Tucked in between those golden bits of hyperbolic trash talk, however, was an interesting potential factoid: #UFC205 has managed to trump both the #MadisonSquareGarden attendance record set by Muhammad Ali vs. Joe Frazier's 1974 rematch, and the $40 million gate record set by Lennox Lewis vs. Evander Holyfield's initial meeting in 1999 (the latter figure of which has been recently corroborated by Dana White).
While the numbers don't seem to fit quite in line with McGregor's claim -- Lewis vs. Holyfield only drew a gate of $13 million, and actually outdrew Ali-Frazier II's crowd of 20,748 crowd by 500 or so people (likely thanks to the renovations made to MSG's seating between 1989-1991) -- it's a point well taken. McGregor has established himself as the biggest draw in UFC history -- and apparently, combat sports history -- with UFC 205.
So what's next for him?
Well, we know that the "Notorious" one is set to make a big reveal after the event that will come "completely out of left field," but that said reveal won't involve him stepping away from the sport for a year, as rumors have suggested (and as McGregor outright denied during today's call). So again I ask, what's next?

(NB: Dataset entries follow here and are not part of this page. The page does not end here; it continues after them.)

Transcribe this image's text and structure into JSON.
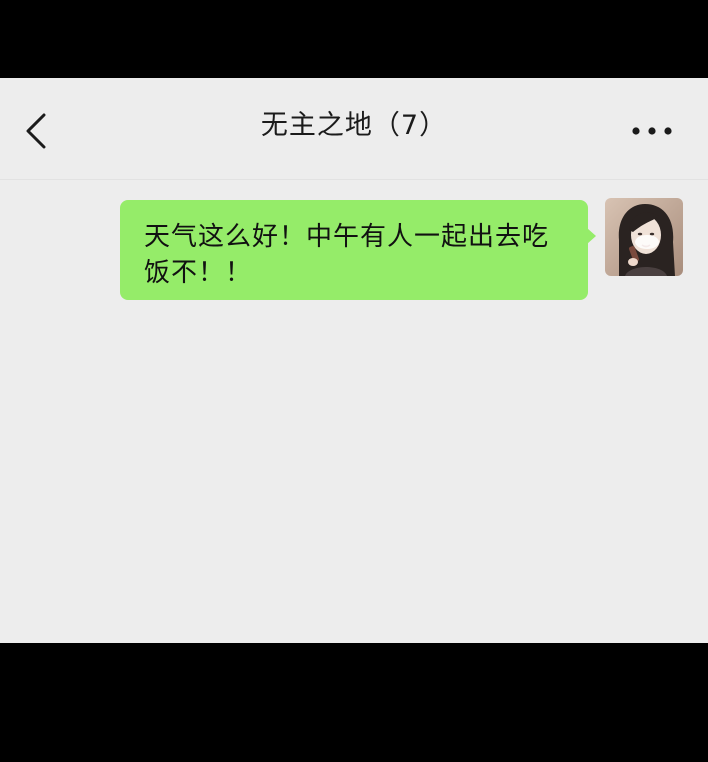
{
  "header": {
    "title": "无主之地（7）",
    "back_icon": "chevron-left-icon",
    "more_icon": "ellipsis-icon"
  },
  "messages": [
    {
      "sender": "self",
      "text": "天气这么好！中午有人一起出去吃饭不！！",
      "avatar": "avatar-woman-icon"
    }
  ],
  "colors": {
    "background": "#ededed",
    "bubble": "#95ec69",
    "frame": "#000000",
    "text": "#111111"
  }
}
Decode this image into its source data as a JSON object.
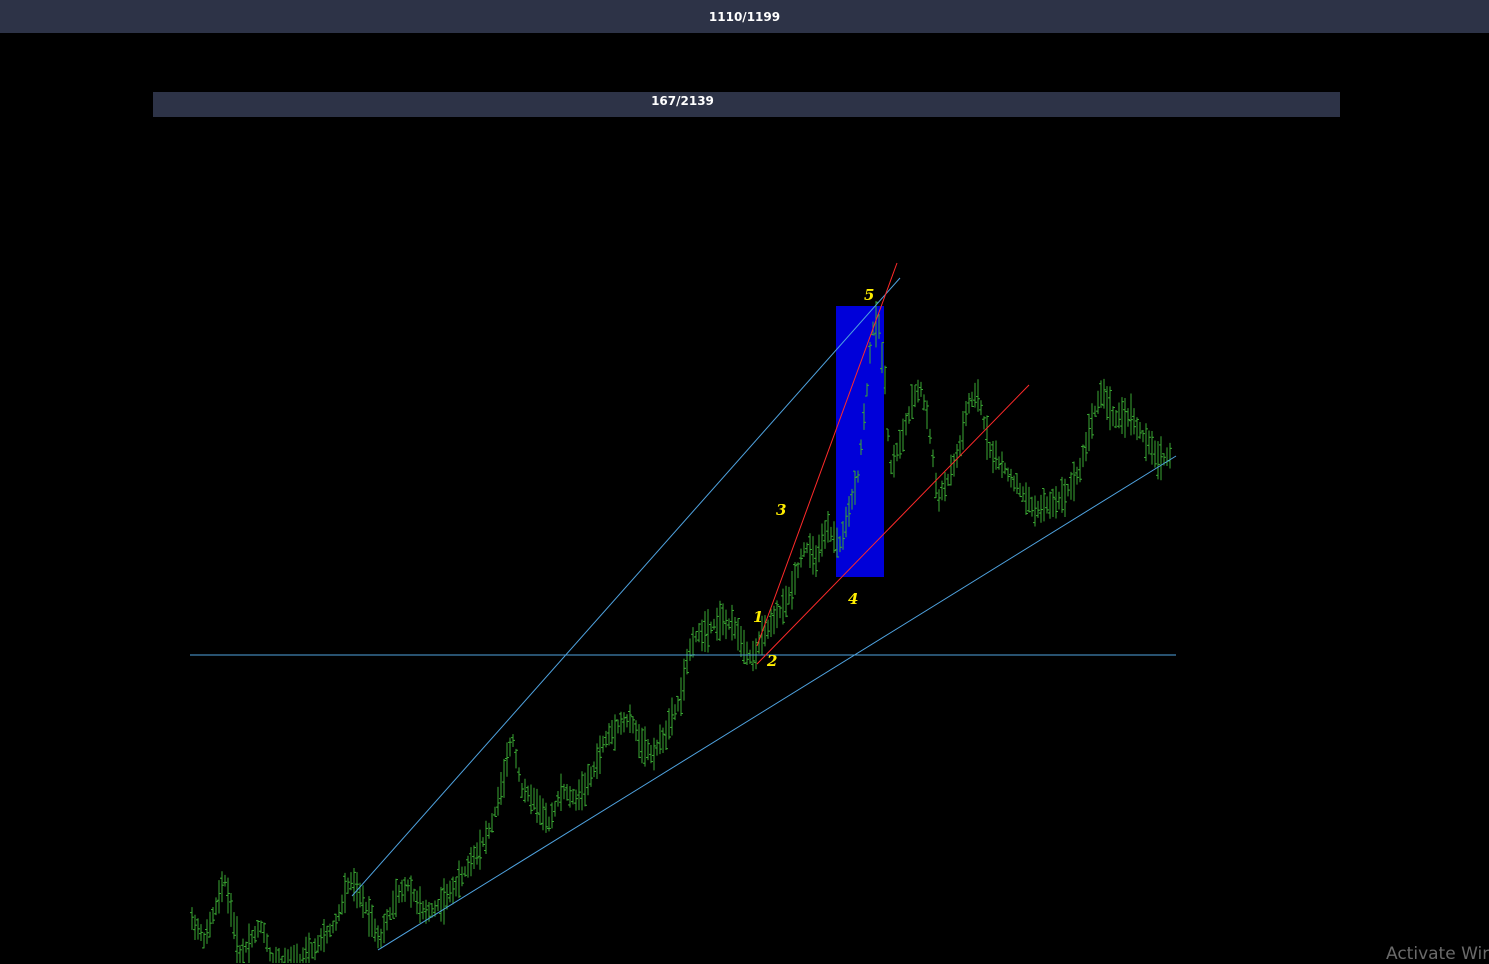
{
  "header": {
    "counter": "1110/1199"
  },
  "subheader": {
    "counter": "167/2139"
  },
  "watermark": {
    "text": "Activate Wir"
  },
  "chart_data": {
    "type": "bar",
    "style": "ohlc",
    "bar_color": "#3aa833",
    "background": "#000000",
    "highlight_color": "#0000ff",
    "trendline_blue": "#4fa3e0",
    "trendline_red": "#ff2a2a",
    "label_color": "#ffee00",
    "wave_labels": [
      "1",
      "2",
      "3",
      "4",
      "5"
    ]
  }
}
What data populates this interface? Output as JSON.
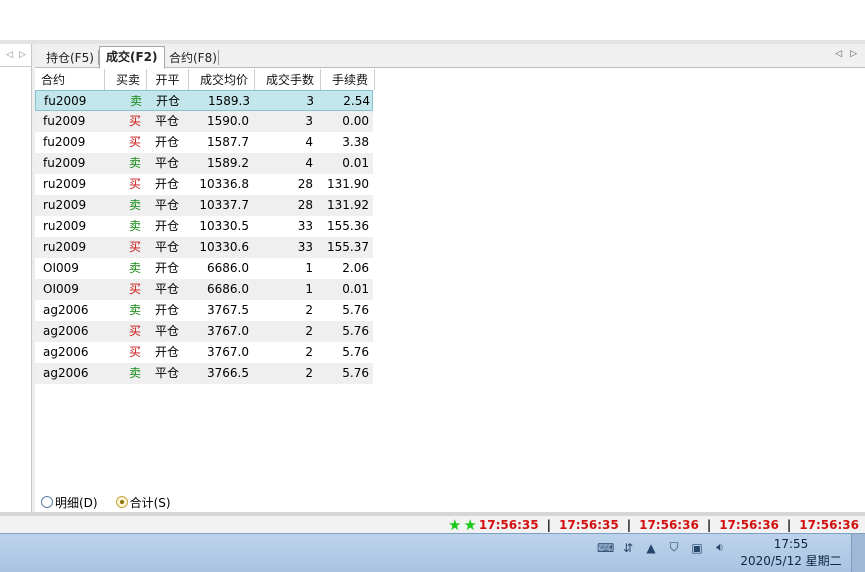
{
  "left_panel": {
    "nav_prev": "◁",
    "nav_next": "▷"
  },
  "tabs": [
    {
      "label": "持仓(F5)"
    },
    {
      "label": "成交(F2)"
    },
    {
      "label": "合约(F8)"
    }
  ],
  "tab_nav": {
    "prev": "◁",
    "next": "▷"
  },
  "table": {
    "columns": [
      "合约",
      "买卖",
      "开平",
      "成交均价",
      "成交手数",
      "手续费"
    ],
    "rows": [
      {
        "contract": "fu2009",
        "side": "卖",
        "open_close": "开仓",
        "price": "1589.3",
        "lots": "3",
        "fee": "2.54"
      },
      {
        "contract": "fu2009",
        "side": "买",
        "open_close": "平仓",
        "price": "1590.0",
        "lots": "3",
        "fee": "0.00"
      },
      {
        "contract": "fu2009",
        "side": "买",
        "open_close": "开仓",
        "price": "1587.7",
        "lots": "4",
        "fee": "3.38"
      },
      {
        "contract": "fu2009",
        "side": "卖",
        "open_close": "平仓",
        "price": "1589.2",
        "lots": "4",
        "fee": "0.01"
      },
      {
        "contract": "ru2009",
        "side": "买",
        "open_close": "开仓",
        "price": "10336.8",
        "lots": "28",
        "fee": "131.90"
      },
      {
        "contract": "ru2009",
        "side": "卖",
        "open_close": "平仓",
        "price": "10337.7",
        "lots": "28",
        "fee": "131.92"
      },
      {
        "contract": "ru2009",
        "side": "卖",
        "open_close": "开仓",
        "price": "10330.5",
        "lots": "33",
        "fee": "155.36"
      },
      {
        "contract": "ru2009",
        "side": "买",
        "open_close": "平仓",
        "price": "10330.6",
        "lots": "33",
        "fee": "155.37"
      },
      {
        "contract": "OI009",
        "side": "卖",
        "open_close": "开仓",
        "price": "6686.0",
        "lots": "1",
        "fee": "2.06"
      },
      {
        "contract": "OI009",
        "side": "买",
        "open_close": "平仓",
        "price": "6686.0",
        "lots": "1",
        "fee": "0.01"
      },
      {
        "contract": "ag2006",
        "side": "卖",
        "open_close": "开仓",
        "price": "3767.5",
        "lots": "2",
        "fee": "5.76"
      },
      {
        "contract": "ag2006",
        "side": "买",
        "open_close": "平仓",
        "price": "3767.0",
        "lots": "2",
        "fee": "5.76"
      },
      {
        "contract": "ag2006",
        "side": "买",
        "open_close": "开仓",
        "price": "3767.0",
        "lots": "2",
        "fee": "5.76"
      },
      {
        "contract": "ag2006",
        "side": "卖",
        "open_close": "平仓",
        "price": "3766.5",
        "lots": "2",
        "fee": "5.76"
      }
    ]
  },
  "radios": {
    "detail": "明细(D)",
    "total": "合计(S)"
  },
  "statusbar": {
    "times": [
      "17:56:35",
      "17:56:35",
      "17:56:36",
      "17:56:36",
      "17:56:36"
    ],
    "separator": "|"
  },
  "taskbar": {
    "time": "17:55",
    "date": "2020/5/12 星期二"
  },
  "colors": {
    "buy": "#cc1111",
    "sell": "#118811",
    "clock": "#d40f0f",
    "selected_row": "#c3e6ec"
  }
}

If you're McGregor's new bosses, the answer should be obvious: The Croke Park stadium show he's been asking for since he first stepped foot in the UFC.
And, if there is any semblance of truth to the numbers McGregor has been spouting -- and let's be real with ourselves, numbers are the one thing that he doesn't need to embellish -- then it's quite apparent that the man has grown too big for even the massive arena shows that America has to offer him. With MSG off the checklist and Vegas on his permanent blacklist, where else could he possibly be expected to fight. Is there even a venue that could handle the potential madness of a dual-belt holding McGregor facing Nate Diaz with the lightweight title on the line?

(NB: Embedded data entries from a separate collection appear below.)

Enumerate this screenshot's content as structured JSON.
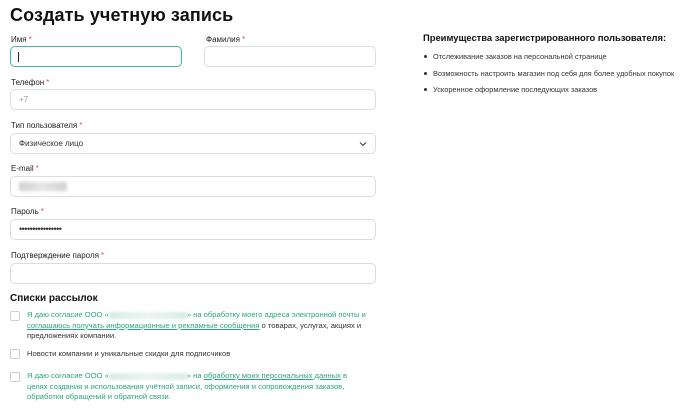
{
  "page": {
    "title": "Создать учетную запись"
  },
  "form": {
    "first_name": {
      "label": "Имя",
      "required": "*",
      "value": ""
    },
    "last_name": {
      "label": "Фамилия",
      "required": "*",
      "value": ""
    },
    "phone": {
      "label": "Телефон",
      "required": "*",
      "placeholder": "+7"
    },
    "user_type": {
      "label": "Тип пользователя",
      "required": "*",
      "value": "Физическое лицо"
    },
    "email": {
      "label": "E-mail",
      "required": "*"
    },
    "password": {
      "label": "Пароль",
      "required": "*",
      "value": "••••••••••••••••"
    },
    "confirm_password": {
      "label": "Подтверждение пароля",
      "required": "*",
      "value": ""
    }
  },
  "mailing": {
    "title": "Списки рассылок",
    "items": [
      {
        "part1": "Я даю согласие ООО «",
        "part2": "» на обработку моего адреса электронной почты и",
        "link": "соглашаюсь получать информационные и рекламные сообщения",
        "part3": " о товарах, услугах, акциях и предложениях компании."
      },
      {
        "text": "Новости компании и уникальные скидки для подписчиков"
      },
      {
        "part1": "Я даю согласие ООО «",
        "part2": "» на ",
        "link": "обработку моих персональных данных",
        "part3": " в целях создания и использования учётной записи, оформления и сопровождения заказов, обработки обращений и обратной связи."
      }
    ]
  },
  "benefits": {
    "title": "Преимущества зарегистрированного пользователя:",
    "items": [
      "Отслеживание заказов на персональной странице",
      "Возможность настроить магазин под себя для более удобных покупок",
      "Ускоренное оформление последующих заказов"
    ]
  },
  "colors": {
    "accent": "#2ba57f",
    "focus_border": "#3fb99a",
    "required": "#d9534f"
  },
  "icons": {
    "select_arrow": "chevron-down-icon"
  }
}
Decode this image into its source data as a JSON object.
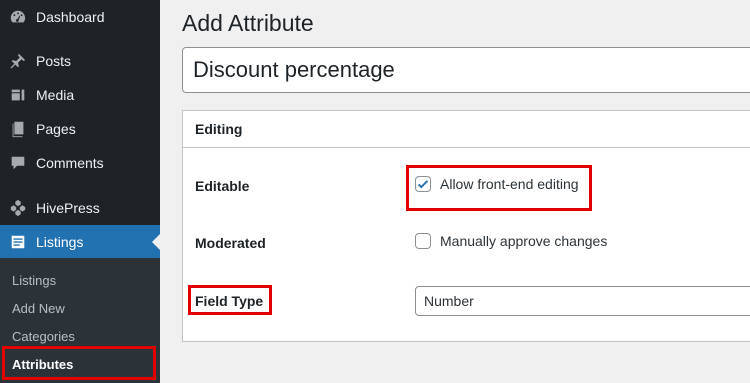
{
  "sidebar": {
    "items": [
      {
        "label": "Dashboard",
        "icon": "dashboard-icon"
      },
      {
        "label": "Posts",
        "icon": "pin-icon"
      },
      {
        "label": "Media",
        "icon": "media-icon"
      },
      {
        "label": "Pages",
        "icon": "pages-icon"
      },
      {
        "label": "Comments",
        "icon": "comment-icon"
      },
      {
        "label": "HivePress",
        "icon": "hivepress-icon"
      },
      {
        "label": "Listings",
        "icon": "listings-icon"
      }
    ],
    "current": "Listings",
    "submenu": [
      "Listings",
      "Add New",
      "Categories",
      "Attributes"
    ],
    "submenu_active": "Attributes"
  },
  "page": {
    "title": "Add Attribute",
    "name_value": "Discount percentage"
  },
  "editing": {
    "header": "Editing",
    "editable_label": "Editable",
    "editable_option": "Allow front-end editing",
    "editable_checked": true,
    "moderated_label": "Moderated",
    "moderated_option": "Manually approve changes",
    "moderated_checked": false,
    "field_type_label": "Field Type",
    "field_type_value": "Number"
  },
  "colors": {
    "sidebar_bg": "#1d2327",
    "submenu_bg": "#2c3338",
    "accent": "#2271b1",
    "highlight": "#e00000"
  }
}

I know, I know, how dare I count out a gritty, tested veteran like Eddie Alvarez (which, I'm not), but just consider the following ...
McGregor is not the kind of guy to rest on his laurels, and we should probably expect that he's already planning out the next way that he can change the MMA game. Luckily, he has history on his side, because it just so happens that the 11 highest shows the UFC has ever done in terms of attendance took place on international soil, and of those 11, the top 4 took place inside stadiums.
With a capacity of 82,300, an event in Croke Park would be unlike anything the UFC had ever done before, and would shatter the 56,214 attendance record set by UFC 193 by nearly 30,000. Is McGregor capable of putting those kinds of asses in seats? The folks from Real Madrid seem to think so, and apparently have expressed interest in hosting a UFC card headlined by McGregor.
So while UFC 205 is still a week away, it's clear that McGregor mania has yet to reach its ceiling. And if American arenas from New York to Las Vegas aren't big enough for McGregor and his notorious Irish entourage, thousands deep, a stadium show is the logical progression following the UFC's debut in New York City.